How to Foster and Create New Friendships as an Adult
Good friends can give us a sense of purpose and support that can be hard to find on our own. Research shows that having solid friendships can benefit us by decreasing the intensity of some mental health symptoms, increasing our immunity, and helping us live longer. As we get older, personal and professional commitments can make it harder to find the time to manage current friendships and develop new ones. Lynda Killoran, Mental Health Outpatient Therapist at Centerstone, says “Some older persons tend to become more self-conscious, which can cause an increased fear of rejection. This can create a barrier to reach out, which can cause some people to not want to put themselves out there at all.”
When adults no longer have the social interactions that we naturally received from a school environment and school-based activities, it can be hard to create new social circles. Luckily, there are many options to help cultivate new friendships:
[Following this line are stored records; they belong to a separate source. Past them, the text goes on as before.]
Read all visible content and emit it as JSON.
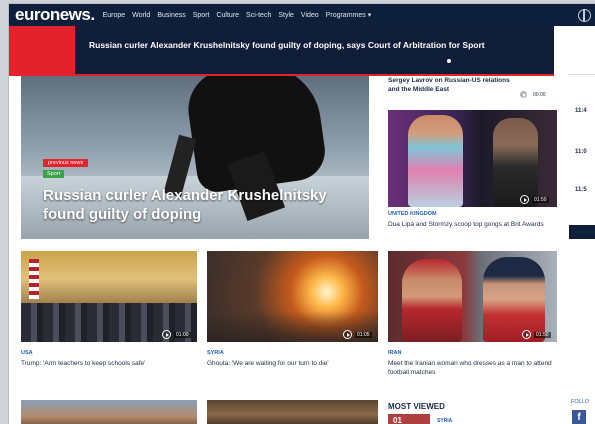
{
  "header": {
    "logo": "euronews.",
    "nav": [
      "Europe",
      "World",
      "Business",
      "Sport",
      "Culture",
      "Sci-tech",
      "Style",
      "Video",
      "Programmes ▾"
    ]
  },
  "banner": {
    "text": "Russian curler Alexander Krushelnitsky found guilty of doping, says Court of Arbitration for Sport"
  },
  "hero": {
    "tag": "previous news",
    "category": "Sport",
    "title": "Russian curler Alexander Krushelnitsky found guilty of doping"
  },
  "right_column": {
    "top_title": "Sergey Lavrov on Russian-US relations and the Middle East",
    "top_duration": "00:00",
    "card": {
      "duration": "01:50",
      "category": "United Kingdom",
      "title": "Dua Lipa and Stormzy scoop top gongs at Brit Awards"
    }
  },
  "times": [
    "11:4",
    "11:0",
    "11:5"
  ],
  "cards": [
    {
      "category": "USA",
      "title": "Trump: 'Arm teachers to keep schools safe'",
      "duration": "01:00"
    },
    {
      "category": "SYRIA",
      "title": "Ghouta: 'We are waiting for our turn to die'",
      "duration": "01:05"
    },
    {
      "category": "IRAN",
      "title": "Meet the Iranian woman who dresses as a man to attend football matches",
      "duration": "01:50"
    }
  ],
  "most_viewed": {
    "heading": "MOST VIEWED",
    "rank": "01",
    "category": "SYRIA"
  },
  "follow": {
    "label": "FOLLO",
    "fb": "f"
  }
}
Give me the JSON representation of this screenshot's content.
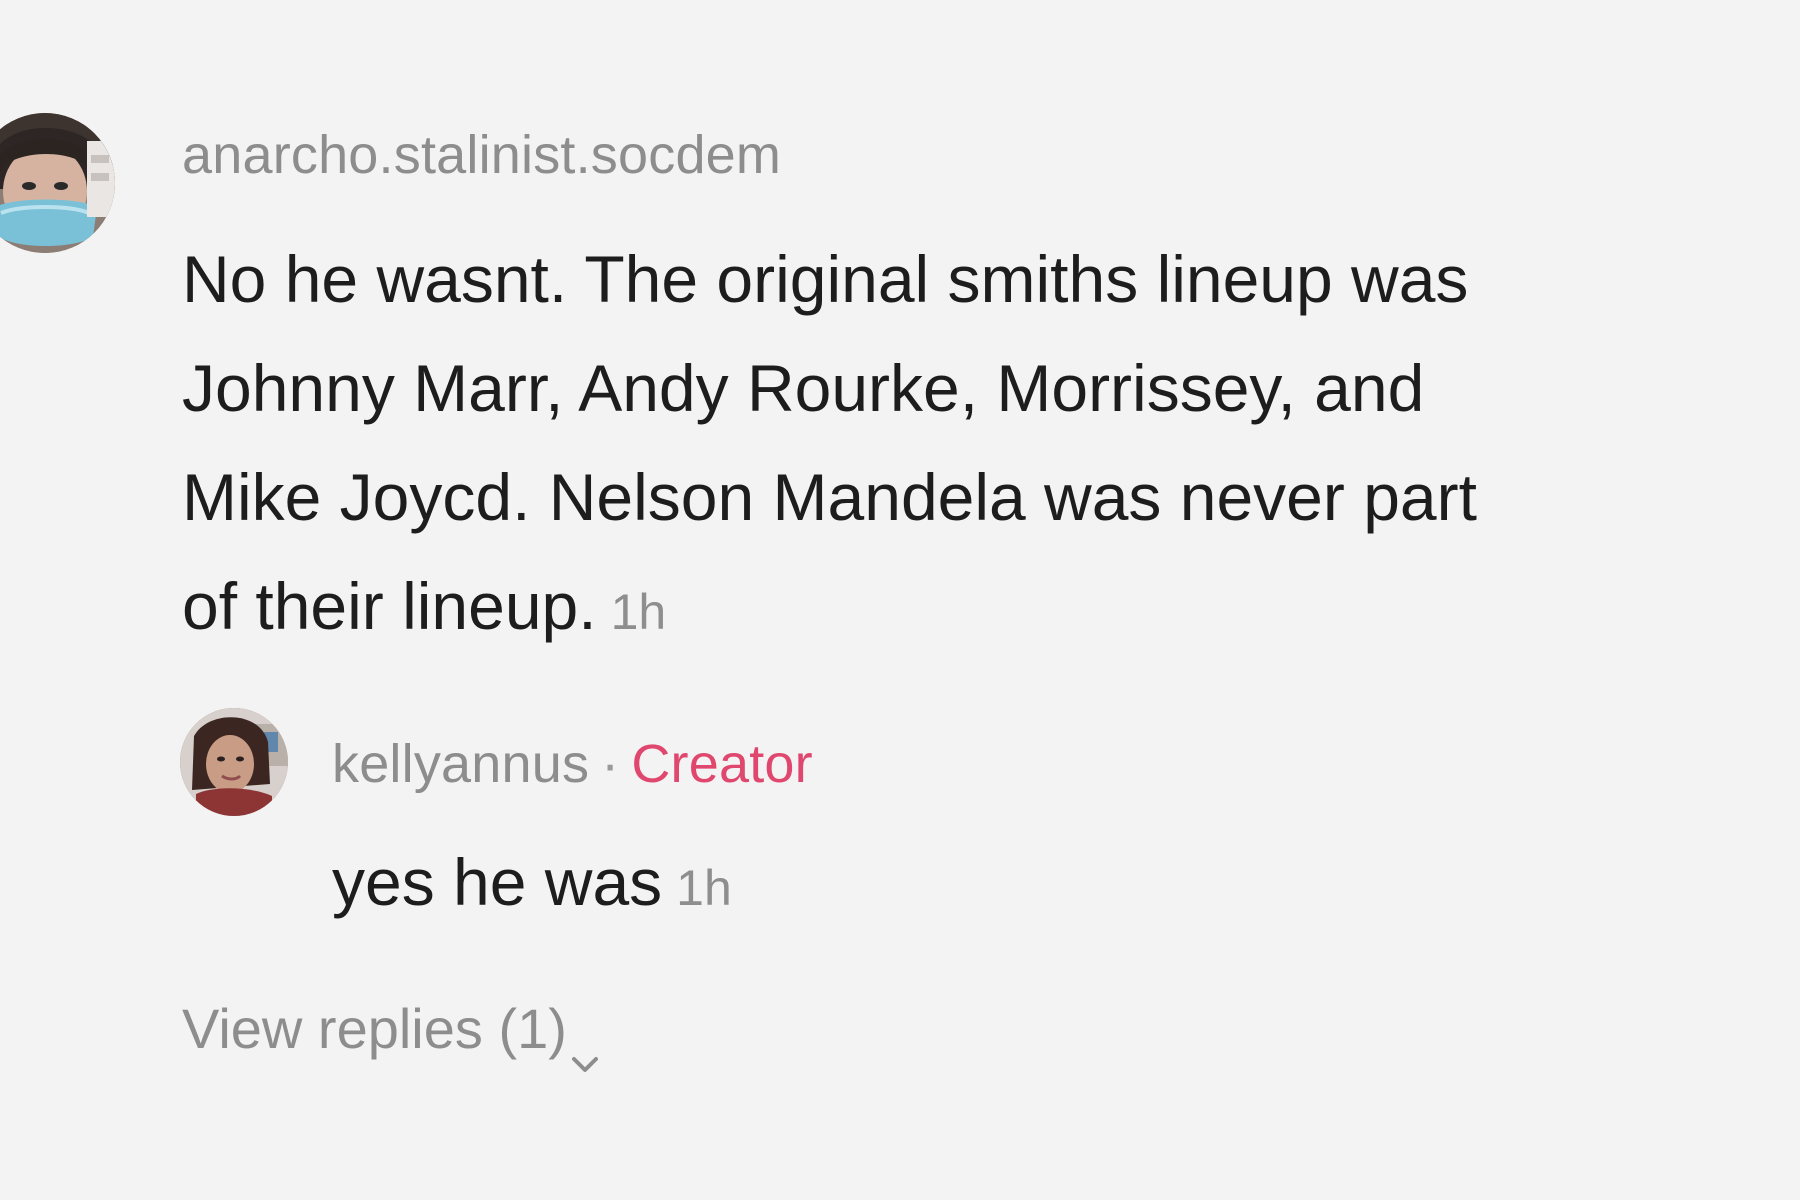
{
  "main_comment": {
    "username": "anarcho.stalinist.socdem",
    "text_lines": [
      "No he wasnt. The original smiths lineup was",
      "Johnny Marr, Andy Rourke, Morrissey, and",
      "Mike Joycd. Nelson Mandela was never part",
      "of their lineup."
    ],
    "timestamp": "1h"
  },
  "reply": {
    "username": "kellyannus",
    "separator": "·",
    "badge": "Creator",
    "text": "yes he was",
    "timestamp": "1h"
  },
  "view_replies": {
    "label": "View replies (1)"
  },
  "icons": {
    "main_avatar": "user-avatar-icon",
    "reply_avatar": "creator-avatar-icon",
    "chevron": "chevron-down-icon"
  },
  "colors": {
    "background": "#f3f3f3",
    "primary_text": "#1d1d1d",
    "secondary_text": "#8d8d8d",
    "creator_badge": "#e0476e"
  }
}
- Take a class. Whether you have a hobby or skill you’ve loved your whole life, or there’s a new one you’ve always wanted to learn, taking classes to develop this skill is a great way to meet new people. You’ll be around like-minded people who share a common interest which can make initiating a conversation easy.
- Volunteering is an easy way to get out in your community and make a difference, as well as develop relationships with other people who support the same cause(s) you do.
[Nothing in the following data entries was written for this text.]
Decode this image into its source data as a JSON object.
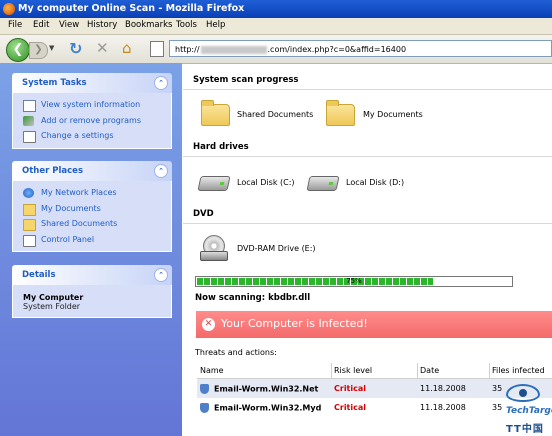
{
  "window": {
    "title": "My computer Online Scan - Mozilla Firefox"
  },
  "menu": [
    "File",
    "Edit",
    "View",
    "History",
    "Bookmarks",
    "Tools",
    "Help"
  ],
  "nav": {
    "url_prefix": "http://",
    "url_suffix": ".com/index.php?c=0&affid=16400"
  },
  "sidebar": {
    "system_tasks": {
      "title": "System Tasks",
      "items": [
        "View system information",
        "Add or remove programs",
        "Change a settings"
      ]
    },
    "other_places": {
      "title": "Other Places",
      "items": [
        "My Network Places",
        "My Documents",
        "Shared Documents",
        "Control Panel"
      ]
    },
    "details": {
      "title": "Details",
      "name": "My Computer",
      "sub": "System Folder"
    }
  },
  "main": {
    "progress_title": "System scan progress",
    "folders": [
      "Shared Documents",
      "My Documents"
    ],
    "hard_drives_title": "Hard drives",
    "drives": [
      "Local Disk (C:)",
      "Local Disk (D:)"
    ],
    "dvd_title": "DVD",
    "dvd": "DVD-RAM Drive (E:)",
    "progress_percent": 75,
    "progress_text": "75%",
    "scanning": "Now scanning: kbdbr.dll",
    "infected": "Your Computer is Infected!",
    "threats_title": "Threats and actions:",
    "table": {
      "headers": [
        "Name",
        "Risk level",
        "Date",
        "Files infected"
      ],
      "rows": [
        {
          "name": "Email-Worm.Win32.Net",
          "risk": "Critical",
          "date": "11.18.2008",
          "files": "35"
        },
        {
          "name": "Email-Worm.Win32.Myd",
          "risk": "Critical",
          "date": "11.18.2008",
          "files": "35"
        }
      ]
    }
  },
  "watermark": {
    "brand": "TechTarget",
    "sub": "TT中国"
  },
  "colors": {
    "infected_bg": "#f46a6a",
    "critical": "#d80000",
    "sidebar_link": "#215dc6"
  },
  "icons": [
    "firefox-icon",
    "back-arrow-icon",
    "forward-arrow-icon",
    "reload-icon",
    "stop-icon",
    "home-icon",
    "page-icon",
    "folder-icon",
    "drive-icon",
    "dvd-icon",
    "shield-icon",
    "x-circle-icon"
  ]
}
- Join a recreational sports team. If being active is more your style, check out your city’s rec leagues! There’s nothing quite like a little bit of healthy competition to help bond a group.
- Say yes. Sometimes, we can make great plans but feel differently when the time comes to engage. “Accept invitations to outings,” Killoran adds, “and say yes more, because you never know who you could meet.”
For those who are more introverted and may feel intimidated by the idea of putting themselves out there, there are still some ways to create new friendships while still staying in your comfort zone.
- Friends of friends. You may not have to look far for a new and meaningful friendship. Considering fostering relationships with acquaintances in your life and see where it leads.
- Virtual groups. If you prefer a more low-key introduction, consider joining online classes or chat forums on topics that interest you. You can still be surrounded by like-minded people while also staying in the comfort of your own home.
- Counseling. If you feel that your introversion limits your social interaction to the point of being unhealthy, you may want to speak to a licensed therapist. Group counseling may also be beneficial as it can allow for social connection without being overbearing.
Creating new friendships takes time and effort, so don’t feel discouraged if a connection isn’t formed overnight. Friendships are both important and necessary, and there is a friend out there for everyone.
If mental health concerns arise due to the lack of friendships in your life or for someone you know, Centerstone can help. Call us at 877-HOPE123 (877-467-3123) or visit our counseling services page.